**Assigned task**.
If a line in the records below contains the word "icon", copy it out.
== Supplied material ==
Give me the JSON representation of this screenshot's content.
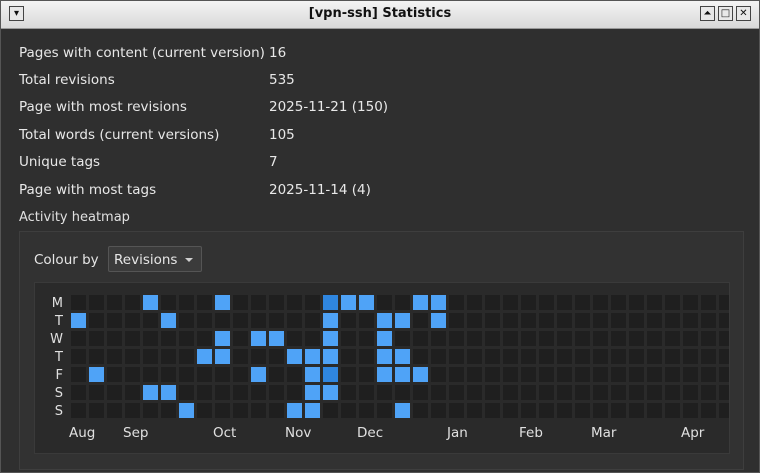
{
  "window": {
    "title": "[vpn-ssh] Statistics",
    "menu_icon": "menu-down-icon",
    "controls": [
      "maximize-up-icon",
      "maximize-icon",
      "close-icon"
    ]
  },
  "stats": [
    {
      "label": "Pages with content (current version)",
      "value": "16"
    },
    {
      "label": "Total revisions",
      "value": "535"
    },
    {
      "label": "Page with most revisions",
      "value": "2025-11-21 (150)"
    },
    {
      "label": "Total words (current versions)",
      "value": "105"
    },
    {
      "label": "Unique tags",
      "value": "7"
    },
    {
      "label": "Page with most tags",
      "value": "2025-11-14 (4)"
    }
  ],
  "heatmap": {
    "section_label": "Activity heatmap",
    "colour_by_label": "Colour by",
    "colour_by_value": "Revisions"
  },
  "colors": {
    "empty": "#1f1f1f",
    "low": "#4fa3f7",
    "high": "#2f86e0"
  },
  "chart_data": {
    "type": "heatmap",
    "day_labels": [
      "M",
      "T",
      "W",
      "T",
      "F",
      "S",
      "S"
    ],
    "month_labels": [
      {
        "label": "Aug",
        "week": 0
      },
      {
        "label": "Sep",
        "week": 3
      },
      {
        "label": "Oct",
        "week": 8
      },
      {
        "label": "Nov",
        "week": 12
      },
      {
        "label": "Dec",
        "week": 16
      },
      {
        "label": "Jan",
        "week": 21
      },
      {
        "label": "Feb",
        "week": 25
      },
      {
        "label": "Mar",
        "week": 29
      },
      {
        "label": "Apr",
        "week": 34
      }
    ],
    "weeks": 37,
    "active_cells": [
      {
        "week": 4,
        "day": 0,
        "level": 1
      },
      {
        "week": 8,
        "day": 0,
        "level": 1
      },
      {
        "week": 14,
        "day": 0,
        "level": 2
      },
      {
        "week": 15,
        "day": 0,
        "level": 1
      },
      {
        "week": 16,
        "day": 0,
        "level": 1
      },
      {
        "week": 19,
        "day": 0,
        "level": 1
      },
      {
        "week": 20,
        "day": 0,
        "level": 1
      },
      {
        "week": 0,
        "day": 1,
        "level": 1
      },
      {
        "week": 5,
        "day": 1,
        "level": 1
      },
      {
        "week": 14,
        "day": 1,
        "level": 1
      },
      {
        "week": 17,
        "day": 1,
        "level": 1
      },
      {
        "week": 18,
        "day": 1,
        "level": 1
      },
      {
        "week": 20,
        "day": 1,
        "level": 1
      },
      {
        "week": 8,
        "day": 2,
        "level": 1
      },
      {
        "week": 10,
        "day": 2,
        "level": 1
      },
      {
        "week": 11,
        "day": 2,
        "level": 1
      },
      {
        "week": 14,
        "day": 2,
        "level": 1
      },
      {
        "week": 17,
        "day": 2,
        "level": 1
      },
      {
        "week": 7,
        "day": 3,
        "level": 1
      },
      {
        "week": 8,
        "day": 3,
        "level": 1
      },
      {
        "week": 12,
        "day": 3,
        "level": 1
      },
      {
        "week": 13,
        "day": 3,
        "level": 1
      },
      {
        "week": 14,
        "day": 3,
        "level": 1
      },
      {
        "week": 17,
        "day": 3,
        "level": 1
      },
      {
        "week": 18,
        "day": 3,
        "level": 1
      },
      {
        "week": 1,
        "day": 4,
        "level": 1
      },
      {
        "week": 10,
        "day": 4,
        "level": 1
      },
      {
        "week": 13,
        "day": 4,
        "level": 1
      },
      {
        "week": 14,
        "day": 4,
        "level": 2
      },
      {
        "week": 17,
        "day": 4,
        "level": 1
      },
      {
        "week": 18,
        "day": 4,
        "level": 1
      },
      {
        "week": 19,
        "day": 4,
        "level": 1
      },
      {
        "week": 4,
        "day": 5,
        "level": 1
      },
      {
        "week": 5,
        "day": 5,
        "level": 1
      },
      {
        "week": 13,
        "day": 5,
        "level": 1
      },
      {
        "week": 14,
        "day": 5,
        "level": 1
      },
      {
        "week": 6,
        "day": 6,
        "level": 1
      },
      {
        "week": 12,
        "day": 6,
        "level": 1
      },
      {
        "week": 13,
        "day": 6,
        "level": 1
      },
      {
        "week": 18,
        "day": 6,
        "level": 1
      }
    ]
  }
}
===
**Worked solution**.
    "menu_icon": "menu-down-icon",
      "maximize-up-icon",
      "maximize-icon",
      "close-icon"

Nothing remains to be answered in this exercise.